Valiant Comics’ resident super-spy and all around martial arts machine has been something of a revelation since joining Unity and the current Valiant U. Not only has the ninja(k) become a fan favorite, but he’s also secured his own monthly comic, and it’s a darn good one at that.
The book has established a solid dual element, with one story taking place in the current Valiant time period, and one set in the recent past. The first arc, which is really still going on, followed Colin King (Ninjak) in both tales, but this issue shakes things up considerably with a pair of stories that just barely include him. And after the events of the last issue, it’s absolutely torture.
Now, don’t get me wrong, I still loved this issue of Ninjak, but I really, really want to know what happens next in the actual story! That’s not to be though as writer Matt Kindt has a little something else in mind for this one. Namely, a trip back to see the origins of the hero’s two newest adversaries- Roku and Kannon.
Rook is a near match of King herself, and an expert assassin. But she’s more that just that, and that’s where she gets a little edge over Ninjak- she’s a suer-human capable of cellular-level control over her body. As a result, she uses her long locks as a weapon, one with deadly capabilities.
As for Kannon, he’s a little more mysterious. An arms dealer in the present, it seems that Kannon has a past that brought him into contact with the same cult that trained Roku. Both of those things spell out some serious problems for Ninjak, as you’ll find out from the story in its entirety.
And as usual, that story is fantastically written by Kindt, who’s work I enjoy immensely. He gets across plenty of detail into the lives of both Roku and Kannon in the two stories, basically giving you a history lesson on both, as though they’ve been around for a good long time and have featured in way more comics than the handful that they have (though I suspect that might change). There’s also a pretty surprising little cameo in this issue, one that (trust me) you’re not expecting and one that might just foreshadow some big things down the road (hint*hint*Book of Death*hint).
As for the visuals, this one’s a team effort with work coming from Juan José Ryp and Marguerite Sauvage, as well as series regulars Clay Mann and Butch Guice. And guess what? All of it’s fantastic. As is now standard with Ninjak, the two stories in the book have completely different visual feels, with the Kannon entry having a simple look, and being somewhat primitive-feeling.
That’s not a bad thing by any means, as it fits the story well, but Roku’s though, wow is Roku’s origin absolutely stunning. The level of detail is off the charts here as we see a character getting fantastical abilities and facing some incredible foes (who all look amazing)- and that’s just her initiation into the cult, which is all kinds of weird by the way.
Another issue of Ninjak and another ‘must read’.

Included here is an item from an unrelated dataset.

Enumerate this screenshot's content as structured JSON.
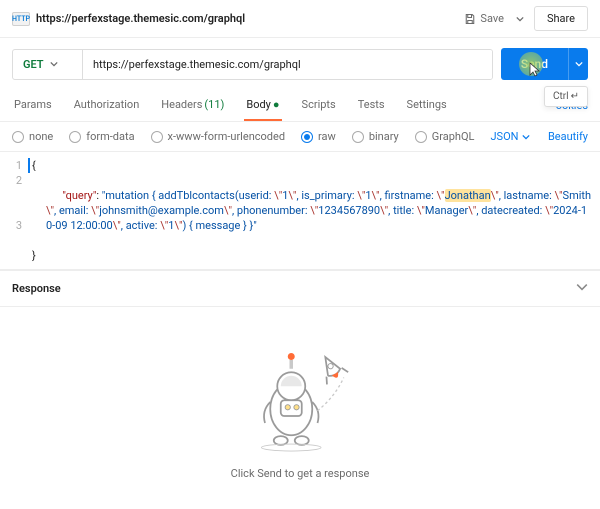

It’s funny, but even when this book leaves its hero on the cutting room floor it manages to be a knockout of a comic and a surefire enjoyable read. The art is awesome and the story is perfectly paced and hints at so many cool things that I actually want to read a solo book with Roku as the star- and she’s supposed to be the villain!
Even so though, that doesn’t mean that I’m not seriously still looking forward to issue #5, where we return to King and his dealings with both Roku and Kannon. It’s just that all facets of this book have hit the ground running and have yet to ease up any, so I don’t even mind peeking into the lives of the supporting cast at the expense of the main narrative.
Yes, it’s that interesting. Go read it (but try and get the first three issues first!).